(Interface dataset entries)
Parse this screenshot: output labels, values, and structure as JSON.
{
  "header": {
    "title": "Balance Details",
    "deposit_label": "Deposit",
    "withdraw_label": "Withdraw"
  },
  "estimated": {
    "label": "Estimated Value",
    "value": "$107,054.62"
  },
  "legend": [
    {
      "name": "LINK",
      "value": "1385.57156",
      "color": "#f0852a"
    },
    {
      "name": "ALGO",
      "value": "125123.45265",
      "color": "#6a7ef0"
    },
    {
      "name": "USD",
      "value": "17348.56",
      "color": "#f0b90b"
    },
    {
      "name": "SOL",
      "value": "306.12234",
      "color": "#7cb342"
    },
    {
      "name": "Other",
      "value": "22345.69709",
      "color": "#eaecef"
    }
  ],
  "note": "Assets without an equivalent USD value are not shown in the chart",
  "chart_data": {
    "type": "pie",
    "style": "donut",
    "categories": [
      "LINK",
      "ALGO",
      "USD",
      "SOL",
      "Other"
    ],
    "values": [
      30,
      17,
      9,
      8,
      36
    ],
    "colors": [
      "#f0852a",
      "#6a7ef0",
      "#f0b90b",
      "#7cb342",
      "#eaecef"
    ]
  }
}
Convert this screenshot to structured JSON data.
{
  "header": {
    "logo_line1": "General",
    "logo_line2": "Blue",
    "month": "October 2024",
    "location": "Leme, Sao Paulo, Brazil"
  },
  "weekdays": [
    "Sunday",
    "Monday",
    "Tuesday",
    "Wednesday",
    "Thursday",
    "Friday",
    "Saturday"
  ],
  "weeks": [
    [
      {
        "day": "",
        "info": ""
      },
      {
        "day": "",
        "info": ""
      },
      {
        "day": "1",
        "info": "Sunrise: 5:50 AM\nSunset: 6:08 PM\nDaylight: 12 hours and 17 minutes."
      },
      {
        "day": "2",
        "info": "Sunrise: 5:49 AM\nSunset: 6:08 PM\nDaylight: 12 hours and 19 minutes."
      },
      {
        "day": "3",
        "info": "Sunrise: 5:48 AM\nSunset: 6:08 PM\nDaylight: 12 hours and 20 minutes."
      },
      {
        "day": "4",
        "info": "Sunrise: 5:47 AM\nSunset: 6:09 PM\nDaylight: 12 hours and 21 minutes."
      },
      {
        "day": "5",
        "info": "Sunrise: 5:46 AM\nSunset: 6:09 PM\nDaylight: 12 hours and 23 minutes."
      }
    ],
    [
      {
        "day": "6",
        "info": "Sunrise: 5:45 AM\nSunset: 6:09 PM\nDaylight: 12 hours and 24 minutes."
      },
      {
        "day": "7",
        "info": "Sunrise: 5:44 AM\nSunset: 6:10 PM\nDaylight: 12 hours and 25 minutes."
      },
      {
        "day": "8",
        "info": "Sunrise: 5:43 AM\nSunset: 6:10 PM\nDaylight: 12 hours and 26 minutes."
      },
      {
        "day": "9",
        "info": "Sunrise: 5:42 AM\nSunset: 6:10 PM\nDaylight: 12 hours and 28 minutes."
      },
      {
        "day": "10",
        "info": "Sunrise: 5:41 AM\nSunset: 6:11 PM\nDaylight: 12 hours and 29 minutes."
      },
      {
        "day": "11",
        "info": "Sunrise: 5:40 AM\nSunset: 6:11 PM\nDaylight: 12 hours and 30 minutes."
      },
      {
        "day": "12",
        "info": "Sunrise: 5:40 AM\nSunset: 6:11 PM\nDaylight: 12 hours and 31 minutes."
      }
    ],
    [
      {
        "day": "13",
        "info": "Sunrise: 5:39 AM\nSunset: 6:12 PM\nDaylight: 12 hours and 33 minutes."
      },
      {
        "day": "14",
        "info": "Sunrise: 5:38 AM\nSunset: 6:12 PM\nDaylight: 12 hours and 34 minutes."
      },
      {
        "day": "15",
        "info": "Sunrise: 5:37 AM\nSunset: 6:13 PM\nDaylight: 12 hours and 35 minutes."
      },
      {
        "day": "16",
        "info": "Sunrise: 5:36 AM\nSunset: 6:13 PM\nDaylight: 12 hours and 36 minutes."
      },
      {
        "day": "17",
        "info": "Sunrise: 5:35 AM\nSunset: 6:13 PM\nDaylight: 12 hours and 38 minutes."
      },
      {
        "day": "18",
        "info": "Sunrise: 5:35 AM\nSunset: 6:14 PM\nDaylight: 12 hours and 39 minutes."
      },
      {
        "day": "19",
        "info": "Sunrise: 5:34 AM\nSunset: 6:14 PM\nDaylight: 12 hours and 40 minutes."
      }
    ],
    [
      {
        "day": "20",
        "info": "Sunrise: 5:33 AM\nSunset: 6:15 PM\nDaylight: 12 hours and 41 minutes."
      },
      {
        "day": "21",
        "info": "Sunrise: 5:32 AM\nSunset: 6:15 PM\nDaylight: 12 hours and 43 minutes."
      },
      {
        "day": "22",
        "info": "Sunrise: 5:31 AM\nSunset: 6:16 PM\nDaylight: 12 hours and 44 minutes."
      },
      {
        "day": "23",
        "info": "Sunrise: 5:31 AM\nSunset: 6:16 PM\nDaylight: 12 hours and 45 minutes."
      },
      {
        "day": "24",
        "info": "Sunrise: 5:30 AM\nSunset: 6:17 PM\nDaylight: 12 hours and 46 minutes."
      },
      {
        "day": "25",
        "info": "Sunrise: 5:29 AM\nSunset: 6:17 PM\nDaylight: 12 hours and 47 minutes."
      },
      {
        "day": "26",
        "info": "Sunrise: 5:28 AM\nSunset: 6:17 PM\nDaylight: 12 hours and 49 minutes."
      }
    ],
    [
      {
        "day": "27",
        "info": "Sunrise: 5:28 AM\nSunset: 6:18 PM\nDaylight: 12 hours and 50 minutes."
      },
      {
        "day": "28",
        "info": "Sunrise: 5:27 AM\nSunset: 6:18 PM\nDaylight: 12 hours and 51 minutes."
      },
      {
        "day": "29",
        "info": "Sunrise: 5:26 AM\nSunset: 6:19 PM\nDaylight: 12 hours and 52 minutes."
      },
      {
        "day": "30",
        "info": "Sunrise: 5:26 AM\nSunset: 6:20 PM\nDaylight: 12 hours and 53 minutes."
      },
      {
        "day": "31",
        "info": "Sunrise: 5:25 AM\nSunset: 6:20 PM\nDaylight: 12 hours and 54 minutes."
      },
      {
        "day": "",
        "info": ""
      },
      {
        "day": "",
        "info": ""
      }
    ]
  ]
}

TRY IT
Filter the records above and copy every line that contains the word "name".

PROBLEM SOLUTION
      "name": "LINK",
      "name": "ALGO",
      "name": "USD",
      "name": "SOL",
      "name": "Other",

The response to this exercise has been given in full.